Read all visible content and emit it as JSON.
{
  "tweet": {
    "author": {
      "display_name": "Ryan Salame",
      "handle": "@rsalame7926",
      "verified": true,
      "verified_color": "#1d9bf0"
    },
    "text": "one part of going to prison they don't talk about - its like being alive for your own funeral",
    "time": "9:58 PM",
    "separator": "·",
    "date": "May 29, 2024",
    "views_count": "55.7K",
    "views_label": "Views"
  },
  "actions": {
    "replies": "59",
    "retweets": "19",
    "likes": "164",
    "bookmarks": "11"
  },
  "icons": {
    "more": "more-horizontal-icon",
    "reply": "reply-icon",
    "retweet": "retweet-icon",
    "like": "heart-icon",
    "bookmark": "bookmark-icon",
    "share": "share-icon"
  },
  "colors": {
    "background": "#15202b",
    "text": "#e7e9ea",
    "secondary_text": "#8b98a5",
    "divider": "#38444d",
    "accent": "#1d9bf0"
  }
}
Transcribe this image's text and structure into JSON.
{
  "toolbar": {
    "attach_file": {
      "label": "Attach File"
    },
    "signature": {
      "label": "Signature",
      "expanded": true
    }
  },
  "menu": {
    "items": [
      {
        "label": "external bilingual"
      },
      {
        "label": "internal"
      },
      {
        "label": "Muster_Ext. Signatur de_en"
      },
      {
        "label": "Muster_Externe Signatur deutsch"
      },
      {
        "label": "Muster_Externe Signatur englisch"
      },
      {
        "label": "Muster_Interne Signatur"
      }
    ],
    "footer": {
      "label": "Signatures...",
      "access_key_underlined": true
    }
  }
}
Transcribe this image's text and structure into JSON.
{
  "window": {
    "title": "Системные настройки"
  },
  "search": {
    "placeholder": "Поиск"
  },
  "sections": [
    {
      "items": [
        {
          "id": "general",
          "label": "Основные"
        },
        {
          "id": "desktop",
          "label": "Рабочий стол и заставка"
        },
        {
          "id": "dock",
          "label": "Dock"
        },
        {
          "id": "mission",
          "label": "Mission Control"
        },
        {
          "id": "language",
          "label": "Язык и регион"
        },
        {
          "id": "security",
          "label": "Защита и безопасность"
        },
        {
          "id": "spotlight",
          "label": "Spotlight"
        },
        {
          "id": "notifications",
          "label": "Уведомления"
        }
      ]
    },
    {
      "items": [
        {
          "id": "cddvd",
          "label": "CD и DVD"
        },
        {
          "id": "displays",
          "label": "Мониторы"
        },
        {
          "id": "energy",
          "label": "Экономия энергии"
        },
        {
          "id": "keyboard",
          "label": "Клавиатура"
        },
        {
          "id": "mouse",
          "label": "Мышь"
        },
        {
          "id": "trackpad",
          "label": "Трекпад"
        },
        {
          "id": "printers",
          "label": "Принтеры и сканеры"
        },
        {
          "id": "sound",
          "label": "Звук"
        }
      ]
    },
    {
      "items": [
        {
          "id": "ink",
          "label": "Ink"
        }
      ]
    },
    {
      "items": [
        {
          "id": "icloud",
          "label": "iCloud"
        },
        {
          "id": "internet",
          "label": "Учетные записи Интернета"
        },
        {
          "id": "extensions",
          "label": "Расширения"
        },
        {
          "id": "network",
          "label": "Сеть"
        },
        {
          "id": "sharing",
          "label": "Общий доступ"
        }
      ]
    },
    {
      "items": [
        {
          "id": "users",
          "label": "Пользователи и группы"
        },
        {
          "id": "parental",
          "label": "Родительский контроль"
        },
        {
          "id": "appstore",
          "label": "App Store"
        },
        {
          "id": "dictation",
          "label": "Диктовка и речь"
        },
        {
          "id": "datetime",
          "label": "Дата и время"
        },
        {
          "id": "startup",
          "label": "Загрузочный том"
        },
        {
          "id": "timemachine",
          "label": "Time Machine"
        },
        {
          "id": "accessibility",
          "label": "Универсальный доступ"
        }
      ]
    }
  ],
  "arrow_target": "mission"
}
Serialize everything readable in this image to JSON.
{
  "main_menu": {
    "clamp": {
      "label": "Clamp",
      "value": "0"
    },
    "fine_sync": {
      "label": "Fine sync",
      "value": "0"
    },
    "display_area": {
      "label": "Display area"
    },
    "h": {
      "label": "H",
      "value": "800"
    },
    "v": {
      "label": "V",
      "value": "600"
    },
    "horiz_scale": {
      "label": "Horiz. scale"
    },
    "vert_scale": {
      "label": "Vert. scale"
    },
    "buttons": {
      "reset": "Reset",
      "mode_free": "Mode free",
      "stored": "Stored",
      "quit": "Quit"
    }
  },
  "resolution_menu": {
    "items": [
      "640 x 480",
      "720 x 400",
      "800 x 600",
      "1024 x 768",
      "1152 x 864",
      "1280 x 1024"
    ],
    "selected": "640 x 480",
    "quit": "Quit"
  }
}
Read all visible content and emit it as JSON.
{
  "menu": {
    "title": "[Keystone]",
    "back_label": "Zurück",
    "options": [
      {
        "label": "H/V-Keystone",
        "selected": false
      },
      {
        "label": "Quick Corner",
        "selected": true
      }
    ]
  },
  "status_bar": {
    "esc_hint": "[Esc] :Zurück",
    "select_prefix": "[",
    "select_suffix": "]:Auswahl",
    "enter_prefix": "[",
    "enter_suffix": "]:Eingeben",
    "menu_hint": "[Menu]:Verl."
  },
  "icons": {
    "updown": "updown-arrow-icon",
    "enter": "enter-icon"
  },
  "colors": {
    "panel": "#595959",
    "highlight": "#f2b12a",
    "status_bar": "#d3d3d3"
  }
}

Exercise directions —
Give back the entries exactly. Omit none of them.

Exercise result —
Read all visible content and emit it as JSON.
{
  "tweet": {
    "author": {
      "display_name": "Ryan Salame",
      "handle": "@rsalame7926",
      "verified": true,
      "verified_color": "#1d9bf0"
    },
    "text": "one part of going to prison they don't talk about - its like being alive for your own funeral",
    "time": "9:58 PM",
    "separator": "·",
    "date": "May 29, 2024",
    "views_count": "55.7K",
    "views_label": "Views"
  },
  "actions": {
    "replies": "59",
    "retweets": "19",
    "likes": "164",
    "bookmarks": "11"
  },
  "icons": {
    "more": "more-horizontal-icon",
    "reply": "reply-icon",
    "retweet": "retweet-icon",
    "like": "heart-icon",
    "bookmark": "bookmark-icon",
    "share": "share-icon"
  },
  "colors": {
    "background": "#15202b",
    "text": "#e7e9ea",
    "secondary_text": "#8b98a5",
    "divider": "#38444d",
    "accent": "#1d9bf0"
  }
}
Transcribe this image's text and structure into JSON.
{
  "toolbar": {
    "attach_file": {
      "label": "Attach File"
    },
    "signature": {
      "label": "Signature",
      "expanded": true
    }
  },
  "menu": {
    "items": [
      {
        "label": "external bilingual"
      },
      {
        "label": "internal"
      },
      {
        "label": "Muster_Ext. Signatur de_en"
      },
      {
        "label": "Muster_Externe Signatur deutsch"
      },
      {
        "label": "Muster_Externe Signatur englisch"
      },
      {
        "label": "Muster_Interne Signatur"
      }
    ],
    "footer": {
      "label": "Signatures...",
      "access_key_underlined": true
    }
  }
}
Transcribe this image's text and structure into JSON.
{
  "window": {
    "title": "Системные настройки"
  },
  "search": {
    "placeholder": "Поиск"
  },
  "sections": [
    {
      "items": [
        {
          "id": "general",
          "label": "Основные"
        },
        {
          "id": "desktop",
          "label": "Рабочий стол и заставка"
        },
        {
          "id": "dock",
          "label": "Dock"
        },
        {
          "id": "mission",
          "label": "Mission Control"
        },
        {
          "id": "language",
          "label": "Язык и регион"
        },
        {
          "id": "security",
          "label": "Защита и безопасность"
        },
        {
          "id": "spotlight",
          "label": "Spotlight"
        },
        {
          "id": "notifications",
          "label": "Уведомления"
        }
      ]
    },
    {
      "items": [
        {
          "id": "cddvd",
          "label": "CD и DVD"
        },
        {
          "id": "displays",
          "label": "Мониторы"
        },
        {
          "id": "energy",
          "label": "Экономия энергии"
        },
        {
          "id": "keyboard",
          "label": "Клавиатура"
        },
        {
          "id": "mouse",
          "label": "Мышь"
        },
        {
          "id": "trackpad",
          "label": "Трекпад"
        },
        {
          "id": "printers",
          "label": "Принтеры и сканеры"
        },
        {
          "id": "sound",
          "label": "Звук"
        }
      ]
    },
    {
      "items": [
        {
          "id": "ink",
          "label": "Ink"
        }
      ]
    },
    {
      "items": [
        {
          "id": "icloud",
          "label": "iCloud"
        },
        {
          "id": "internet",
          "label": "Учетные записи Интернета"
        },
        {
          "id": "extensions",
          "label": "Расширения"
        },
        {
          "id": "network",
          "label": "Сеть"
        },
        {
          "id": "sharing",
          "label": "Общий доступ"
        }
      ]
    },
    {
      "items": [
        {
          "id": "users",
          "label": "Пользователи и группы"
        },
        {
          "id": "parental",
          "label": "Родительский контроль"
        },
        {
          "id": "appstore",
          "label": "App Store"
        },
        {
          "id": "dictation",
          "label": "Диктовка и речь"
        },
        {
          "id": "datetime",
          "label": "Дата и время"
        },
        {
          "id": "startup",
          "label": "Загрузочный том"
        },
        {
          "id": "timemachine",
          "label": "Time Machine"
        },
        {
          "id": "accessibility",
          "label": "Универсальный доступ"
        }
      ]
    }
  ],
  "arrow_target": "mission"
}
Serialize everything readable in this image to JSON.
{
  "main_menu": {
    "clamp": {
      "label": "Clamp",
      "value": "0"
    },
    "fine_sync": {
      "label": "Fine sync",
      "value": "0"
    },
    "display_area": {
      "label": "Display area"
    },
    "h": {
      "label": "H",
      "value": "800"
    },
    "v": {
      "label": "V",
      "value": "600"
    },
    "horiz_scale": {
      "label": "Horiz. scale"
    },
    "vert_scale": {
      "label": "Vert. scale"
    },
    "buttons": {
      "reset": "Reset",
      "mode_free": "Mode free",
      "stored": "Stored",
      "quit": "Quit"
    }
  },
  "resolution_menu": {
    "items": [
      "640 x 480",
      "720 x 400",
      "800 x 600",
      "1024 x 768",
      "1152 x 864",
      "1280 x 1024"
    ],
    "selected": "640 x 480",
    "quit": "Quit"
  }
}
Read all visible content and emit it as JSON.
{
  "menu": {
    "title": "[Keystone]",
    "back_label": "Zurück",
    "options": [
      {
        "label": "H/V-Keystone",
        "selected": false
      },
      {
        "label": "Quick Corner",
        "selected": true
      }
    ]
  },
  "status_bar": {
    "esc_hint": "[Esc] :Zurück",
    "select_prefix": "[",
    "select_suffix": "]:Auswahl",
    "enter_prefix": "[",
    "enter_suffix": "]:Eingeben",
    "menu_hint": "[Menu]:Verl."
  },
  "icons": {
    "updown": "updown-arrow-icon",
    "enter": "enter-icon"
  },
  "colors": {
    "panel": "#595959",
    "highlight": "#f2b12a",
    "status_bar": "#d3d3d3"
  }
}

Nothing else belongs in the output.